The DSM-IV is a diagnostic and statistical manual used by mental health professionals to diagnose a variety of mental disorders. The diagnosis is based off the patient’s self-reported symptoms, as well as evidence from family members and friends who can provide information about their behavior over time.
In this case, the character in question has been displaying multiple signs and symptoms that point towards a number of different potential diagnoses. She experiences intrusive thoughts which she tries to control but finds herself unable to do so. She also expresses feelings of low self-worth which lead her to have trouble with interpersonal relationships, as she fears being judged by others or not meeting their standards. Additionally, there are excessive worries that weigh heavily on her mind throughout the day. All these factors considered suggest a possible diagnosis of Generalized Anxiety Disorder (GAD).
Describe the character’s diagnosis in terms of the DSM-IV.
GAD is defined in the DSM-IV as an anxiety disorder characterized by “excessive anxiety and worry about activities or events with little likelihood for it being productive” (DSM-IV Criteria for GAD). This matches up perfectly with our character’s experience; she often feels overwhelmed with worry even when there is no real reason for it and cannot stop herself from thinking constantly about any stressful situation, leading her to become increasingly anxious throughout her daily life. Additionally, she may experience physical manifestations such as difficulty sleeping due to worrying too much at night or feeling tense during social situations where others might be judging her harshly – both signs seen in patients diagnosed with GAD according to DSM-IV criteria.
Furthermore, our character also displays other psychological issues associated with GAD such as depression and avoidance behaviors due to fear of judgement from peers or failure in meeting expectations set out by them. In order for diagnosing clinicians to make sure they rule out any secondary diagnoses before officially listing GAD as primary condition, they may refer back another section within the DSM IV known Major Depressive Disorder (MDD). MDD can present itself similarly to GAD yet triggers additional symptoms like depressed mood lasting more than two weeks along with changes in appetite/weight gain/loss while developing impaired concentration levels during regular activities or loss of interest altogether towards normally enjoyable activities (DSM IV Criteria For MDD). Such presentation could indicate presence of coexisting conditions which should be looked into carefully before concluding upon final treatment plan recommendation(s) for our character since medications useful for treating one condition might worsen effects induced by presence of other condition altogether – making them ultimately less effective overall if wrong combination selected without careful consideration given beforehand..

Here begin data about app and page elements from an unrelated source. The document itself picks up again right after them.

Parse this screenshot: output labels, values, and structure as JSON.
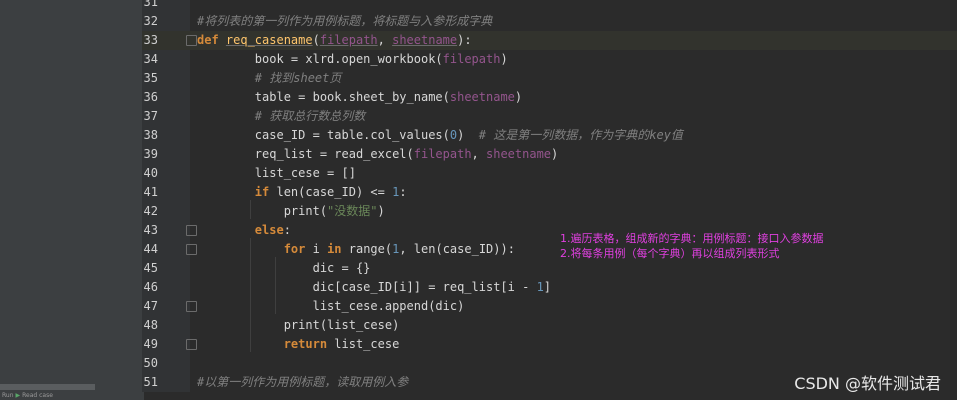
{
  "editor": {
    "lines": [
      {
        "no": "31",
        "tokens": []
      },
      {
        "no": "32",
        "tokens": [
          {
            "t": "#将列表的第一列作为用例标题，将标题与入参形成字典",
            "c": "cm"
          }
        ]
      },
      {
        "no": "33",
        "tokens": [
          {
            "t": "def ",
            "c": "kw"
          },
          {
            "t": "req_casename",
            "c": "fn"
          },
          {
            "t": "(",
            "c": ""
          },
          {
            "t": "filepath",
            "c": "param"
          },
          {
            "t": ", ",
            "c": ""
          },
          {
            "t": "sheetname",
            "c": "param"
          },
          {
            "t": "):",
            "c": ""
          }
        ]
      },
      {
        "no": "34",
        "tokens": [
          {
            "t": "        book = xlrd.open_workbook(",
            "c": ""
          },
          {
            "t": "filepath",
            "c": "param-plain"
          },
          {
            "t": ")",
            "c": ""
          }
        ]
      },
      {
        "no": "35",
        "tokens": [
          {
            "t": "        # 找到sheet页",
            "c": "cm"
          }
        ]
      },
      {
        "no": "36",
        "tokens": [
          {
            "t": "        table = book.sheet_by_name(",
            "c": ""
          },
          {
            "t": "sheetname",
            "c": "param-plain"
          },
          {
            "t": ")",
            "c": ""
          }
        ]
      },
      {
        "no": "37",
        "tokens": [
          {
            "t": "        # 获取总行数总列数",
            "c": "cm"
          }
        ]
      },
      {
        "no": "38",
        "tokens": [
          {
            "t": "        case_ID = table.col_values(",
            "c": ""
          },
          {
            "t": "0",
            "c": "num"
          },
          {
            "t": ")  ",
            "c": ""
          },
          {
            "t": "# 这是第一列数据，作为字典的key值",
            "c": "cm"
          }
        ]
      },
      {
        "no": "39",
        "tokens": [
          {
            "t": "        req_list = read_excel(",
            "c": ""
          },
          {
            "t": "filepath",
            "c": "param-plain"
          },
          {
            "t": ", ",
            "c": ""
          },
          {
            "t": "sheetname",
            "c": "param-plain"
          },
          {
            "t": ")",
            "c": ""
          }
        ]
      },
      {
        "no": "40",
        "tokens": [
          {
            "t": "        list_cese = []",
            "c": ""
          }
        ]
      },
      {
        "no": "41",
        "tokens": [
          {
            "t": "        ",
            "c": ""
          },
          {
            "t": "if ",
            "c": "kw"
          },
          {
            "t": "len(case_ID) <= ",
            "c": ""
          },
          {
            "t": "1",
            "c": "num"
          },
          {
            "t": ":",
            "c": ""
          }
        ]
      },
      {
        "no": "42",
        "tokens": [
          {
            "t": "            print(",
            "c": ""
          },
          {
            "t": "\"没数据\"",
            "c": "str"
          },
          {
            "t": ")",
            "c": ""
          }
        ]
      },
      {
        "no": "43",
        "tokens": [
          {
            "t": "        ",
            "c": ""
          },
          {
            "t": "else",
            "c": "kw"
          },
          {
            "t": ":",
            "c": ""
          }
        ]
      },
      {
        "no": "44",
        "tokens": [
          {
            "t": "            ",
            "c": ""
          },
          {
            "t": "for ",
            "c": "kw"
          },
          {
            "t": "i ",
            "c": ""
          },
          {
            "t": "in ",
            "c": "kw"
          },
          {
            "t": "range(",
            "c": ""
          },
          {
            "t": "1",
            "c": "num"
          },
          {
            "t": ", len(case_ID)):",
            "c": ""
          }
        ]
      },
      {
        "no": "45",
        "tokens": [
          {
            "t": "                dic = {}",
            "c": ""
          }
        ]
      },
      {
        "no": "46",
        "tokens": [
          {
            "t": "                dic[case_ID[i]] = req_list[i - ",
            "c": ""
          },
          {
            "t": "1",
            "c": "num"
          },
          {
            "t": "]",
            "c": ""
          }
        ]
      },
      {
        "no": "47",
        "tokens": [
          {
            "t": "                list_cese.append(dic)",
            "c": ""
          }
        ]
      },
      {
        "no": "48",
        "tokens": [
          {
            "t": "            print(list_cese)",
            "c": ""
          }
        ]
      },
      {
        "no": "49",
        "tokens": [
          {
            "t": "            ",
            "c": ""
          },
          {
            "t": "return ",
            "c": "kw"
          },
          {
            "t": "list_cese",
            "c": ""
          }
        ]
      },
      {
        "no": "50",
        "tokens": []
      },
      {
        "no": "51",
        "tokens": [
          {
            "t": "#以第一列作为用例标题，读取用例入参",
            "c": "cm"
          }
        ]
      }
    ]
  },
  "annotations": [
    "1.遍历表格，组成新的字典：用例标题：接口入参数据",
    "2.将每条用例（每个字典）再以组成列表形式"
  ],
  "watermark": "CSDN @软件测试君",
  "statusbar": {
    "run_label": "Run",
    "file_label": "Read case"
  },
  "colors": {
    "keyword": "#d58a3a",
    "function": "#ffc66d",
    "parameter": "#94558d",
    "comment": "#808080",
    "number": "#6897bb",
    "string": "#6a8759",
    "annotation": "#e040e0"
  }
}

All together this suggests that based off the description provided above our character appears most likely suffering from generalized anxiety disorder accompanied potentially by major depressive disorder though further evaluation would need done via utilization interviews focusing around psychiatric history followed up perhaps alongside psychological tests administered conventionally after ruling out physical causes through thorough medical examination prior considering both conditions rather than just one solely when creating targeted treatment plans meant specifically aiming towards relieving symptoms experienced currently along course reducing risk exacerbating existing ones even further down line ahead if proper steps undertaken soon enough..